Founder Circle Capital, a nine-year-old San Francisco-based investment firm that makes agreements with private, enterprise-backed companies to buy some of the stock options inherent to its founders and employees – so they can buy a house or simply breathe Can a little more easily – closed its latest fund with $ 355 million in capital commitments, taking the company’s total assets to about $ 1 billion.
Not surprisingly, organizations that have more competition than ever before – both by other secondary investment firms, aggressive organizations such as Tiger Global that regularly acquire secondary bets in companies, as well as special purpose acquisition companies that allow companies to Doing very fast and low.
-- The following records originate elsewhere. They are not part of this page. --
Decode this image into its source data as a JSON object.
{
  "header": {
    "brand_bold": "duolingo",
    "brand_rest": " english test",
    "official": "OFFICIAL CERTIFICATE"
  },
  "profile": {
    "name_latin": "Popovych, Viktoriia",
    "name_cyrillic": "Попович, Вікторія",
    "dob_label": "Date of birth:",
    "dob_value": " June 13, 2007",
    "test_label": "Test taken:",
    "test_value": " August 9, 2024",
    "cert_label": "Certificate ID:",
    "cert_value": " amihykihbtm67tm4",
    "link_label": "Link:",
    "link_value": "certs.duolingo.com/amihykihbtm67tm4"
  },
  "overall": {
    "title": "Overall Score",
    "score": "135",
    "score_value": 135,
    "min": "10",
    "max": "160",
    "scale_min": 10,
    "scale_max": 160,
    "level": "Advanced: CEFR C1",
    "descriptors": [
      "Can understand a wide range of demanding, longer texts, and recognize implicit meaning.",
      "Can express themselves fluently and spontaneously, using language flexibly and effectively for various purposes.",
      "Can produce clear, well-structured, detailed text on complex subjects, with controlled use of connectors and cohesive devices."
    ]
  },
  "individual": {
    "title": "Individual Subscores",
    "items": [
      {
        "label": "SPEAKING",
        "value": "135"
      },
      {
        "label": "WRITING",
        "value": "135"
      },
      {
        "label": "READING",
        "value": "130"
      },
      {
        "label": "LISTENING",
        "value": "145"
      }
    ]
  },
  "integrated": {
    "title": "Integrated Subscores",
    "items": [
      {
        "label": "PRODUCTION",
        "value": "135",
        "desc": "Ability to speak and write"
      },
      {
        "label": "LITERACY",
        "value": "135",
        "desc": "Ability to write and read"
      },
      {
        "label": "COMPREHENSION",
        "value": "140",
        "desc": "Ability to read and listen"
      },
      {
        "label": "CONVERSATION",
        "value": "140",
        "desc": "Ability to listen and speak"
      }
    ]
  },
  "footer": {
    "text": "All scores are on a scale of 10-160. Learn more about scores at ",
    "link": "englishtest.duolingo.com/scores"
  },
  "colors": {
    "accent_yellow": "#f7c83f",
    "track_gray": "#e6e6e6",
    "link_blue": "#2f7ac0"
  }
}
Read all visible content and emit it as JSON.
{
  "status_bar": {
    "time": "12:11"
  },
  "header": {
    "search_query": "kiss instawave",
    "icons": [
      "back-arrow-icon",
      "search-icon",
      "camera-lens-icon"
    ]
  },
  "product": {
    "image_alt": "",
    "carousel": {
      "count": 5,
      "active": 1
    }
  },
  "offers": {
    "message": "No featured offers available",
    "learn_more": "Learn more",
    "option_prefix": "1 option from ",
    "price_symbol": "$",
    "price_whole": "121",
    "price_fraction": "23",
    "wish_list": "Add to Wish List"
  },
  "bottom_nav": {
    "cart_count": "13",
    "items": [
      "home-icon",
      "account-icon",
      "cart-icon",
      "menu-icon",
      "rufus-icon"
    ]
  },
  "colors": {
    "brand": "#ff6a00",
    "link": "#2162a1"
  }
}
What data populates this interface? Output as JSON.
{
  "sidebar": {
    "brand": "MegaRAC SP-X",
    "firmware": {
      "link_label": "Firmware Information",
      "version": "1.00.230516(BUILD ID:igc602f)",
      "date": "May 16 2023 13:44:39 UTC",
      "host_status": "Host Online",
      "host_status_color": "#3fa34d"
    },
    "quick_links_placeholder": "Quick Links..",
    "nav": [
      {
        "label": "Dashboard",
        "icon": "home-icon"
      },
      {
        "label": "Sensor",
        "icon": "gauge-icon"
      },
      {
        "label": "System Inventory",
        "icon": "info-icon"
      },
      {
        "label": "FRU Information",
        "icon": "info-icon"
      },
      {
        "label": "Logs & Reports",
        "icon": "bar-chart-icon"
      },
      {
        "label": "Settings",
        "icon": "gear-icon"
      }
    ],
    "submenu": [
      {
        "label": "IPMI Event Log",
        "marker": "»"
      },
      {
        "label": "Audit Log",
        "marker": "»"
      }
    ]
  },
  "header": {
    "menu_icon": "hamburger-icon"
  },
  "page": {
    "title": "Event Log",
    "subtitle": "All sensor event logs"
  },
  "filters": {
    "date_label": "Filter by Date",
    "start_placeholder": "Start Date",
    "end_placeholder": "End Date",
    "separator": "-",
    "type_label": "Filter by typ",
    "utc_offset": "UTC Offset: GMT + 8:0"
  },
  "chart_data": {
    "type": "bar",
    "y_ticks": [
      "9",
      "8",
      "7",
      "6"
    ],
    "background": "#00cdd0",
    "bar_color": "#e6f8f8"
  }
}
The need for early shareholders to withdraw cash through private sales – is also offering a new twist to their business.
Specifically, according to both co-founder and CEO Ken Lovelace and the organization’s lead people, Mark Dempster, Founders Circle is now offering so-called flexible capital to startups. We chatted late last week via Zoom with Lovelace and Dempster about the new fund and generally what they are looking for there. Excerpts from that chat, edited for length and clarity, follow.
TC: This is your third fund. How does this compare to your earlier funds?
KL: We have raised three main funds. This is our third, but we have raised 17 organizations [altogether], Which includes some co-investment vehicles and special purpose vehicles that invest in some of our companies.
TC: And now you’re changing your perspective a little bit. how so?
MD: [We’re now offering] Mix of primary and secondary [investment dollars] and we can [offer these] At any time and in any combination. In [investments] Must not be during a certain [distinct] Round of financing; We can join eight to 10 different investments [tied to the company].
TC: Do you have a debt partner, so you have more capital at your disposal if you need it?
KL: We have a strategic partnership with Silicon Valley Bank, so they are usually lenders to these individuals as they sort out their liquidity. In many cases, we provide an equity backstop.
TC: How has your world changed now that people see a light at the end of the tunnel, with companies becoming publicly traded entities that were not visible in recent years? Do employees or founders share any of their shares more or less reluctantly in secondary transactions?
KL: There has been no significant change. We had a portfolio company public at UiPath that was 16 years old and it would be a long list if you think about how many things changed in your life over that time period. We also had [stakes] In DoorDash and Poshmark, and if you’re in the middle of the time when they were founded and publicly traded, it was close to a decade for both. so [while there is some market receptivity for companies] It is actually two years old or three years old, the average is [time from launch to publicly traded company] Still more than 10 years on average.
TC: There is a competition to buy a lot of outfits for the same stocks, including Tiger Global, which are paying very high prices in many cases. Apart from competing with these companies, I am wondering if you ever sell your shares to them.
KL: We are generally a long-time investor only. We have not sold any secondary shares. We usually catch up through a public offering. We are really trying to focus on companies that can actually be sustainable, decades-old businesses. We obviously will not last long, but we hold on to the public markets.
TC: How long will you hold your shares?
KL: We are not bound [by anything] But what do we tell ourselves [investors] Is that we usually hold for the average of the public offering after one year [then distribute the shares to them].
TC: How, if at all, are you playing this SPAC event? Are you seeing opportunities to jump into those empty check companies before they merge with the brands you are tracking?
KL: We have not directly participated in SPAC, but some SPACs have merged with some of our portfolio companies, which we hope will give a boost to public business. So we have taken advantage [those exits] As a financing tool.
TC: You’ve been at it for almost a decade. How many companies have you supported and how many of them have exited?
MD: We have invested in 73 companies and have exited 31.
TC: I know that you invest at a later stage – have there been any closures due to unforeseen circumstances?
MD: We have closed zero company.
TC: And what about what you’re doing to pay? How has it changed in the past year?
KL: We have just analyzed it and if you adjust for growth, we have not seen a substantial increase in the pricing we paid where prices were pre-pandemic. We are paying the same dollar for a point of development as we were before [COVID-19 struck the U.S.].
TC: Why do you think that?
KL: Companies that have solid unit economics have become better at benchmarking their internal metrics, and investors have become better at understanding those more metrics. Continuity and underwriting by investors is getting better and better.